Tsutamori told us: “We knew we needed to create a striking and stand-out exterior design that challenged conventional European styling. The result is a marriage of distinctive and sporty design, rewarding driving dynamics and versatile practicality.”
As this car is a prototype, Honda has left out a few key components. If you’re wondering what it looks like inside, you’ll need to wait a little longer – this car doesn’t have a dashboard or even seats. We therefore can’t comment on interior design, quality or even headroom, for our model’s doors were firmly locked.
That said, like Tsutamori insisted earlier, the new car will offer practicality and versatility on a par with its closest rivals. The new car is 30mm wider, 20mm lower and 130mm longer than the current car. Bosses assure us the large wheels and long wheelbase of the prototype will remain, hinting at a sportier yet roomier family hatchback.

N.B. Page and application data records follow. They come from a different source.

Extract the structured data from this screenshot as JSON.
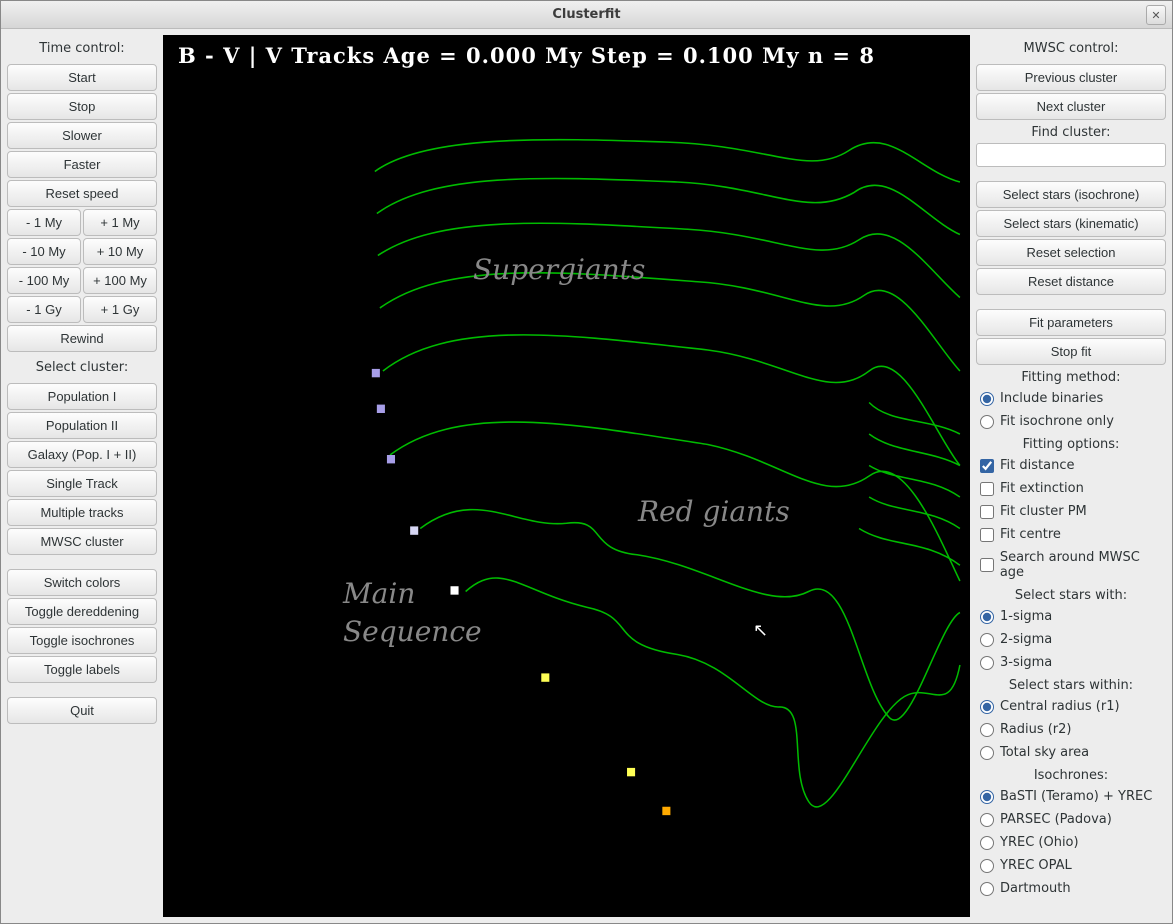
{
  "window": {
    "title": "Clusterfit"
  },
  "left": {
    "time_control_label": "Time control:",
    "start": "Start",
    "stop": "Stop",
    "slower": "Slower",
    "faster": "Faster",
    "reset_speed": "Reset speed",
    "minus_1my": "- 1 My",
    "plus_1my": "+ 1 My",
    "minus_10my": "- 10 My",
    "plus_10my": "+ 10 My",
    "minus_100my": "- 100 My",
    "plus_100my": "+ 100 My",
    "minus_1gy": "- 1 Gy",
    "plus_1gy": "+ 1 Gy",
    "rewind": "Rewind",
    "select_cluster_label": "Select cluster:",
    "pop1": "Population I",
    "pop2": "Population II",
    "galaxy": "Galaxy (Pop. I + II)",
    "single_track": "Single Track",
    "multiple_tracks": "Multiple tracks",
    "mwsc_cluster": "MWSC cluster",
    "switch_colors": "Switch colors",
    "toggle_dered": "Toggle dereddening",
    "toggle_iso": "Toggle isochrones",
    "toggle_labels": "Toggle labels",
    "quit": "Quit"
  },
  "right": {
    "mwsc_control_label": "MWSC control:",
    "previous_cluster": "Previous cluster",
    "next_cluster": "Next cluster",
    "find_cluster_label": "Find cluster:",
    "find_cluster_value": "",
    "select_iso": "Select stars (isochrone)",
    "select_kin": "Select stars (kinematic)",
    "reset_selection": "Reset selection",
    "reset_distance": "Reset distance",
    "fit_parameters": "Fit parameters",
    "stop_fit": "Stop fit",
    "fitting_method_label": "Fitting method:",
    "include_binaries": "Include binaries",
    "fit_isochrone_only": "Fit isochrone only",
    "fitting_options_label": "Fitting options:",
    "fit_distance": "Fit distance",
    "fit_extinction": "Fit extinction",
    "fit_cluster_pm": "Fit cluster PM",
    "fit_centre": "Fit centre",
    "search_mwsc_age": "Search around MWSC age",
    "select_stars_with_label": "Select stars with:",
    "sigma1": "1-sigma",
    "sigma2": "2-sigma",
    "sigma3": "3-sigma",
    "select_within_label": "Select stars within:",
    "r1": "Central radius (r1)",
    "r2": "Radius (r2)",
    "total_sky": "Total sky area",
    "isochrones_label": "Isochrones:",
    "basti": "BaSTI (Teramo) + YREC",
    "parsec": "PARSEC (Padova)",
    "yrec": "YREC (Ohio)",
    "yrec_opal": "YREC OPAL",
    "dartmouth": "Dartmouth"
  },
  "plot": {
    "title": "B - V | V  Tracks  Age = 0.000 My  Step = 0.100 My  n = 8",
    "label_supergiants": "Supergiants",
    "label_redgiants": "Red giants",
    "label_mainseq1": "Main",
    "label_mainseq2": "Sequence"
  },
  "chart_data": {
    "type": "line",
    "title": "B - V | V  Tracks  Age = 0.000 My  Step = 0.100 My  n = 8",
    "xlabel": "B - V",
    "ylabel": "V",
    "parameters": {
      "age_my": 0.0,
      "step_my": 0.1,
      "n": 8
    },
    "annotations": [
      "Supergiants",
      "Red giants",
      "Main Sequence"
    ],
    "series_note": "8 stellar evolutionary tracks (green curves); start markers at bright end; no numeric axis ticks visible"
  }
}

“The decisive factor is the human being. We believe the amount of space in this car is absolutely sufficient in order to fulfil that requirement. Practicality is always key in our design.”

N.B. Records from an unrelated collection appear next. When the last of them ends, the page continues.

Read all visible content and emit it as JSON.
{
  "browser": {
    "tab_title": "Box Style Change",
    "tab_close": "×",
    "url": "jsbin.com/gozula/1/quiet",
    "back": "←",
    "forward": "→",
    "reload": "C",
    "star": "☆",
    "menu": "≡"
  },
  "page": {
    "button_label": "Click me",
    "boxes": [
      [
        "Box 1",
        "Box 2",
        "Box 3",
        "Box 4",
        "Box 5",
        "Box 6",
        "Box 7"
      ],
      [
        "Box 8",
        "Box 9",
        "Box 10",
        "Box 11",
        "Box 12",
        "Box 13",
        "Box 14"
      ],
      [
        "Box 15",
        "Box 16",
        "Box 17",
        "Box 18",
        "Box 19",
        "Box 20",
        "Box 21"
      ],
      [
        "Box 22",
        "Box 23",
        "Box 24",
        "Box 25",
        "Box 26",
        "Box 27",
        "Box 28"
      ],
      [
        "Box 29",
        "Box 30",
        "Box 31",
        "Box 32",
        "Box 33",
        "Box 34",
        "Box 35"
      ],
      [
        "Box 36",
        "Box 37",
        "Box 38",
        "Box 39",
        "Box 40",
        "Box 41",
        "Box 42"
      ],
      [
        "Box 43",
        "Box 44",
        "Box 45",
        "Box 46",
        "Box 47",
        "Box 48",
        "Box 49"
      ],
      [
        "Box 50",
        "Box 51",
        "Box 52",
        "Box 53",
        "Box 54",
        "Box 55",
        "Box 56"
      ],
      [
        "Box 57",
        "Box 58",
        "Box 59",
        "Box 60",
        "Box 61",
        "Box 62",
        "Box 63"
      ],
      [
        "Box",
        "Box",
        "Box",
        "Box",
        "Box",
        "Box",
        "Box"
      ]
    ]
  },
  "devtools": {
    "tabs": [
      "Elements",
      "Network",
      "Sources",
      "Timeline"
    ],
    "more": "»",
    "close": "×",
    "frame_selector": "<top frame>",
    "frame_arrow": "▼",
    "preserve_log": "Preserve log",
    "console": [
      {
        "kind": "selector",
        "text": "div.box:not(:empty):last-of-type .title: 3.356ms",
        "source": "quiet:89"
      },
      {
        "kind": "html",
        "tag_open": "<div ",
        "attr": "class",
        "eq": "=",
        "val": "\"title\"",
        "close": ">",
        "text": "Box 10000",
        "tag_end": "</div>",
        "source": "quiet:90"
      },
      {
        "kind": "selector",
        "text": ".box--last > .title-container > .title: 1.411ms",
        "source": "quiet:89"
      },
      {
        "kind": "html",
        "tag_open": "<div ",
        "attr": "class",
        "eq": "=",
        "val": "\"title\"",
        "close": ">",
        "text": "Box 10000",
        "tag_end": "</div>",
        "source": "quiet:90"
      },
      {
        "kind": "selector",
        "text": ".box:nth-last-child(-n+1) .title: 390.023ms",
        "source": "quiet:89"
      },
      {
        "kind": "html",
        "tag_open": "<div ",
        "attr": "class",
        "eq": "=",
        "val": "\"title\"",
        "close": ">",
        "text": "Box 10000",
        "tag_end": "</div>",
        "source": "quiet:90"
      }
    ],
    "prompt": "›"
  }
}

The show car is without engine either, though Honda has confirmed the production car will be the first in its range to feature the new 1.0 and 1.5-litre VTEC turbo engines, along with a heavily revised 1.6-litre i-DTEC diesel.
It’ll be built at the brand’s manufacturing facility in Swindon, UK, and confirms a £215m investment in new technology and processes that will be in place when the car goes into production later this year.
What do you think of the new Honda Civic? let us know in the comments section below...